It was hard not to get emotional on July 30 during the opening ceremony of the first Toronto Blue Jays game in Canada in 670 days.
As I stood in the Rogers Centre applauding frontline health care heroes and welcoming back the Jays, it really did feel like a return to pre-pandemic times (masks and limited capacity aside).
I couldn’t help but think of all the sacrifices made over the previous 17 months to get us to that point – first and foremost by those aforementioned health care workers and their families, but also by regular folks who did their best to follow all the health protocols because they knew it was the right thing to do.
For me, that game, that experience, will forever be remembered as the first real return to “normal.” But it wasn’t long after returning home that I was reminded we are not yet in the clear.
Health care officials across the province and country are warning that a potential fourth wave is coming, largely due to the Delta variant.
Also playing a major role in a potential fourth wave are the unvaccinated themselves and a provincial government unwilling to introduce vaccine passports (vaccine appointments doubled in Quebec immediately after passports were introduced there) as well as mandatory vaccines for those in the health care and education sectors.
And then there’s the garbage coming from self-appointed “freedom fighters” and “experts” who, when taking a break from discussing how the Earth is flat and the Jan. 6 insurrection in the U.S. was somehow not caused by Trump and his supporters, are spreading misinformation like wildfire on social media under the guise of “concerns” about COVID-19 vaccines.
Ironically, the same crowd that downplayed COVID-19 because it “only” affected about three per cent of Canadians and “only” killed about 0.07% is now somehow extremely concerned about their 0.018% chance of having an adverse reaction to a COVID-19 vaccine – or worse, their 0.006% chance of having a serious side effect.
There is no longer a debate: the vaccines are safe and effective. The latest data shows about 90 per cent of new COVID-19 cases across Canada are among those who are unvaccinated. And fully vaccinated people are far less likely to be hospitalized or die from COVID-19 than the unvaccinated.
“But these mRNA vaccines are so new there’s no way to know the long-term effects,” say those in the “I’m not an anti-vaxxer, but” crowd (which seems to spread misinformation as often as the anti-vaxxers from whom they try so hard to separate themselves).
Those of us not getting our information from Fox News (or worse) and from crackpots on social media know the COVID-19 vaccines are the culmination of decades of scientific mRNA research.

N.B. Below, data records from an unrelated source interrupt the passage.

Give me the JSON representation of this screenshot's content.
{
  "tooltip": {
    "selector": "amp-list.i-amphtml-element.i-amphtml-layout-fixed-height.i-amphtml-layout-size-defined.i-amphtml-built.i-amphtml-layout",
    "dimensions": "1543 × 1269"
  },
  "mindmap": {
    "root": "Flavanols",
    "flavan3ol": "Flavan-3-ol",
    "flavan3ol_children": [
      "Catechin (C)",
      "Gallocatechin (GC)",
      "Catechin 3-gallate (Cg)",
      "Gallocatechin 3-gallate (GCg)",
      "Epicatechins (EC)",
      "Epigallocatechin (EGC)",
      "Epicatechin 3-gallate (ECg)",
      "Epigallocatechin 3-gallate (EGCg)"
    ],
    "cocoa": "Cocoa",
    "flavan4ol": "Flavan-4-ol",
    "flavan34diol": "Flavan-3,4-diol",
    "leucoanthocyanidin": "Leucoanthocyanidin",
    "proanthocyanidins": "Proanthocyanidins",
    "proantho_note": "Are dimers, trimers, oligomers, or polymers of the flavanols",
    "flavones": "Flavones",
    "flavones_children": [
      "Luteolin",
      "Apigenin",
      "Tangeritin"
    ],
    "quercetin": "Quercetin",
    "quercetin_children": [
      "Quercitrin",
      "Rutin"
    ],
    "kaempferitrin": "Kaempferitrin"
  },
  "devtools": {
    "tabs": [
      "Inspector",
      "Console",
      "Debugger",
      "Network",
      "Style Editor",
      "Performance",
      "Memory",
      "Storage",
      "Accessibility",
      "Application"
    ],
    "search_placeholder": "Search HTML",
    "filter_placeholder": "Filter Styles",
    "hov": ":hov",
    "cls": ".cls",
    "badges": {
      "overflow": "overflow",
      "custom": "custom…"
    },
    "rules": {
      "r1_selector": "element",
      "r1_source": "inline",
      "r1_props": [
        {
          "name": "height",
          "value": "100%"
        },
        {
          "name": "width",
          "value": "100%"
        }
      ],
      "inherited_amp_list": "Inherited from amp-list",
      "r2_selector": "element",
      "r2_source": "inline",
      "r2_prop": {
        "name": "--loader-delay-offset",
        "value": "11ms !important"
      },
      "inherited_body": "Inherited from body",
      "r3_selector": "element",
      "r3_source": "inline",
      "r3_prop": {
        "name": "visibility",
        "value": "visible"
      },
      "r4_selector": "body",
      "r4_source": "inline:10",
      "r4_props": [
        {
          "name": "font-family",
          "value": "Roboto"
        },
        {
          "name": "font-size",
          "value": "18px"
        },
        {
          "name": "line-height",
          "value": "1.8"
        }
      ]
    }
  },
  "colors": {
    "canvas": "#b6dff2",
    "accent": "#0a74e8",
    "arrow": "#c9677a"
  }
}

For the record: the vaccines don’t contain microchips, they don’t make your skin magnetic, they won’t affect a woman’s fertility, they can’t alter your DNA, they don’t make you susceptible to other illnesses, they aren’t responsible for creating variants, they’re safe for most people with pre-existing health conditions, they should still be taken even if you’ve already had COVID-19, and getting one does not mean you can ignore public health protocols.
“But wait, Health Canada just updated the label on the Pfizer vaccine to include Bell’s palsy as a possible side effect.”
Yes, 311 patients in Canada reported a case of Bell’s palsy after getting a COVID-19 shot (206 Pfizer, 67 Moderna, 37 AstraZeneca and one unknown), but there is no definitive evidence of causation. Considering over 50 million doses have been administered in this country, that works out to about one Bell’s palsy case out of every 160,000 vaccines administered. In general, Bell’s palsy affects about one in 60 in their lifetime.
“But what about the people with serious health conditions that can’t get the vaccine?” I truly do sympathize with these people, but really, they’re few and far between.
Much like some seemingly healthy people had a “medical exemption” allowing them not to wear a mask, we suspect some may falsely claim they have a medical reason for not getting the vaccine. It’s crazy.
Imagine how COVID-19 patients dying in hospital beds in countries with very limited access to vaccines must feel watching Canadians refusing a life-saving antidote they can get at a pharmacy around the corner from their home.
The vaccinated are being told repeatedly to be patient and non-confrontational with the “vaccine hesitant,” but quite frankly, after 17 months, some of us are tired of doing the heavy lifting for those who confuse inconvenience for oppression and insist on their “rights” without acknowledging their responsibilities.
Ironically, as we witnessed earlier in the pandemic, those who are most outspoken about ending lockdowns and mask mandates are also those unwilling to take the simple, proven steps to make that happen.
I’m not sure how or when a global pandemic and public health threat – a serious life-and-death issue for many – became politicized, but it’s well past time to put an end to it.
Unless you have a legitimate health reason, every able Canadian should be getting vaccinated – if not for themselves, then for those among us unable to get it (young children, for example) or for those exhausted health care workers who have seen a lifetime’s worth of death over the last 17 months.
“Doing your own research” and hearing something “scary” on Facebook, YouTube, sketchy websites or from your crazy uncle are not good enough excuses to avoid vaccination. They never were.
Please get vaccinated. It’s not too late.